▶ _WHAT YOU ARE ASKED TO DO_:
From the material below, return every line that includes "JSON".

▶ _SUPPLIED DATA_:
◇ ◇ ◇

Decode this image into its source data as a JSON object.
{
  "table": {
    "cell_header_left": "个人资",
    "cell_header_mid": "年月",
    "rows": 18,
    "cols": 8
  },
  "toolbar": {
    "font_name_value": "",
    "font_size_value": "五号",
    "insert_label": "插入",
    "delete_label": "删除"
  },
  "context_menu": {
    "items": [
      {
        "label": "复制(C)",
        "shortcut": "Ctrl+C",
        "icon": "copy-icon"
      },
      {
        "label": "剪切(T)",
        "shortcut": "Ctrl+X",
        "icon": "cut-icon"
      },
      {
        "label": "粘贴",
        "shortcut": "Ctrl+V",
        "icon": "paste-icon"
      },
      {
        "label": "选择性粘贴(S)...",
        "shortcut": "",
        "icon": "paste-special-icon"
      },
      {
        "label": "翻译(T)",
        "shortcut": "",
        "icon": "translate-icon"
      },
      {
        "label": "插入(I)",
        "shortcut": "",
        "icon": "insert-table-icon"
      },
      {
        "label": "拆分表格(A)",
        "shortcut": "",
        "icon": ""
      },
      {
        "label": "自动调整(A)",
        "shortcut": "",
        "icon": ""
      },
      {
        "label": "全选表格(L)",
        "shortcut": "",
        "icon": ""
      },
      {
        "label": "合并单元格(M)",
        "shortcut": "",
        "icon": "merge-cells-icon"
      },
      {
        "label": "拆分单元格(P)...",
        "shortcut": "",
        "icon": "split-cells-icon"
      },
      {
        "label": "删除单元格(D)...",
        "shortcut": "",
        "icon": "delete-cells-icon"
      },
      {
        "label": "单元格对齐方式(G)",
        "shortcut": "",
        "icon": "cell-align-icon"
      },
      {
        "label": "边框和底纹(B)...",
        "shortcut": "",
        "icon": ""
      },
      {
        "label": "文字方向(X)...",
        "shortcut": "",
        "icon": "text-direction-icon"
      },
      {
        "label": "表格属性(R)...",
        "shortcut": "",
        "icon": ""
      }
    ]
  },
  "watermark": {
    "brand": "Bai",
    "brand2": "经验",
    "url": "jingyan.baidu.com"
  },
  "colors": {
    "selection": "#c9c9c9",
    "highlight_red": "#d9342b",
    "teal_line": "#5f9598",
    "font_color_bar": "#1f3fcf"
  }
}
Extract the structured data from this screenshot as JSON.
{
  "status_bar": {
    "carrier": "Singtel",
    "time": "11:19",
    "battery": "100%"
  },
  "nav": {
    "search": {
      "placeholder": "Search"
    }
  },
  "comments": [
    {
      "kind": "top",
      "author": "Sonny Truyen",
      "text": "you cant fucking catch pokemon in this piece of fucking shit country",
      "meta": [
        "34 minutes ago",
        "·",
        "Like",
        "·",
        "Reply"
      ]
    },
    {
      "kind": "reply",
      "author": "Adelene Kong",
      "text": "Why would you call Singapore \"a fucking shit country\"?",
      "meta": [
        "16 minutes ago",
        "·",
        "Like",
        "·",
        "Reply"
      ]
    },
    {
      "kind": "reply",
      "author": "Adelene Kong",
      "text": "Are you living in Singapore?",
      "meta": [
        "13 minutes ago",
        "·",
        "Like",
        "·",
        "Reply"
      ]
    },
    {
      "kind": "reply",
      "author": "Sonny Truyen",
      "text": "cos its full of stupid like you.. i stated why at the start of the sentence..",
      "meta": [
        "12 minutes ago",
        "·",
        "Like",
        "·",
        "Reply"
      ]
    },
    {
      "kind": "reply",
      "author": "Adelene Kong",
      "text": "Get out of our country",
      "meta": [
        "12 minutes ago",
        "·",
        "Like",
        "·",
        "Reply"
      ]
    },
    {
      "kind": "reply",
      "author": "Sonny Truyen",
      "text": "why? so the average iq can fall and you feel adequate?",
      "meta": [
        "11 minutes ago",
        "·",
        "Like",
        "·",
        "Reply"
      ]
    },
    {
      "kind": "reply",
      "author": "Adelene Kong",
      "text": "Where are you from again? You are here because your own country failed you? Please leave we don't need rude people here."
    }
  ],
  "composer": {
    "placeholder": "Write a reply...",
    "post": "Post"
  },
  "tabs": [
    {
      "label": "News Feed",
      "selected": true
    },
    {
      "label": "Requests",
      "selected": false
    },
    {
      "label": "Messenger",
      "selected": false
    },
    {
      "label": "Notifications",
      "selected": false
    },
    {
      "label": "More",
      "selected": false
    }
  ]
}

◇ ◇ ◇

▶ _WRITTEN RESPONSE_:
Decode this image into its source data as a JSON object.
Extract the structured data from this screenshot as JSON.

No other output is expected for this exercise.